- **EXERCISE OBJECTIVE**
The records below must be copied out completely and exactly.

- **Page and application data records**
◆ ◆ ◆ ◆ ◆

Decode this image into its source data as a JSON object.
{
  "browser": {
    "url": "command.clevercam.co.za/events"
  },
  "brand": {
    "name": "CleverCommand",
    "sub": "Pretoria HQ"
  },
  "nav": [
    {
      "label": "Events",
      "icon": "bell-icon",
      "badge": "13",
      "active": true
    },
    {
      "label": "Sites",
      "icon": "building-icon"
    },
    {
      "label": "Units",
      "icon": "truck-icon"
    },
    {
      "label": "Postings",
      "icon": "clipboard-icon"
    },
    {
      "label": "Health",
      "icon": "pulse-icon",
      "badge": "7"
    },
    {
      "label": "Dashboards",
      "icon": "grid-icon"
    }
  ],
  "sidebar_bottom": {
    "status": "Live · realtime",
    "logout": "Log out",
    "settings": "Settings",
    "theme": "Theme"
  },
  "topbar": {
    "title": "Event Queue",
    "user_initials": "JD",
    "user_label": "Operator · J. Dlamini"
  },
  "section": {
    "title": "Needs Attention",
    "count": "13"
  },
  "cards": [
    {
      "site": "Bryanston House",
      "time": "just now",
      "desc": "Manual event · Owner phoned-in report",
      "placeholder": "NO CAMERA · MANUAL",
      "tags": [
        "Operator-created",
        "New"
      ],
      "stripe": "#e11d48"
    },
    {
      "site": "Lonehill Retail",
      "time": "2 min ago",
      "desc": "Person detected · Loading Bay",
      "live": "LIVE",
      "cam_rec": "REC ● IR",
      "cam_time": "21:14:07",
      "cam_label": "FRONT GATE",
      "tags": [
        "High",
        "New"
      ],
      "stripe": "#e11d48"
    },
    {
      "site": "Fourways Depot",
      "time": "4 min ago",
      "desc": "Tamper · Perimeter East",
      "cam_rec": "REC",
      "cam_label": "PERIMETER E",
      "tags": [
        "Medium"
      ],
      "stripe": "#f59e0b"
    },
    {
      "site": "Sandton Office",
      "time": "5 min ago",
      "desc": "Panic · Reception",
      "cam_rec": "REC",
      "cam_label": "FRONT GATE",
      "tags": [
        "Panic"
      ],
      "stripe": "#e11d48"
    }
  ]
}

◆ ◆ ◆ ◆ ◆

- **RESPONSE TO THIS EXERCISE**
Decode this image into its source data as a JSON object.
{
  "browser": {
    "url": "command.clevercam.co.za/events"
  },
  "brand": {
    "name": "CleverCommand",
    "sub": "Pretoria HQ"
  },
  "nav": [
    {
      "label": "Events",
      "icon": "bell-icon",
      "badge": "13",
      "active": true
    },
    {
      "label": "Sites",
      "icon": "building-icon"
    },
    {
      "label": "Units",
      "icon": "truck-icon"
    },
    {
      "label": "Postings",
      "icon": "clipboard-icon"
    },
    {
      "label": "Health",
      "icon": "pulse-icon",
      "badge": "7"
    },
    {
      "label": "Dashboards",
      "icon": "grid-icon"
    }
  ],
  "sidebar_bottom": {
    "status": "Live · realtime",
    "logout": "Log out",
    "settings": "Settings",
    "theme": "Theme"
  },
  "topbar": {
    "title": "Event Queue",
    "user_initials": "JD",
    "user_label": "Operator · J. Dlamini"
  },
  "section": {
    "title": "Needs Attention",
    "count": "13"
  },
  "cards": [
    {
      "site": "Bryanston House",
      "time": "just now",
      "desc": "Manual event · Owner phoned-in report",
      "placeholder": "NO CAMERA · MANUAL",
      "tags": [
        "Operator-created",
        "New"
      ],
      "stripe": "#e11d48"
    },
    {
      "site": "Lonehill Retail",
      "time": "2 min ago",
      "desc": "Person detected · Loading Bay",
      "live": "LIVE",
      "cam_rec": "REC ● IR",
      "cam_time": "21:14:07",
      "cam_label": "FRONT GATE",
      "tags": [
        "High",
        "New"
      ],
      "stripe": "#e11d48"
    },
    {
      "site": "Fourways Depot",
      "time": "4 min ago",
      "desc": "Tamper · Perimeter East",
      "cam_rec": "REC",
      "cam_label": "PERIMETER E",
      "tags": [
        "Medium"
      ],
      "stripe": "#f59e0b"
    },
    {
      "site": "Sandton Office",
      "time": "5 min ago",
      "desc": "Panic · Reception",
      "cam_rec": "REC",
      "cam_label": "FRONT GATE",
      "tags": [
        "Panic"
      ],
      "stripe": "#e11d48"
    }
  ]
}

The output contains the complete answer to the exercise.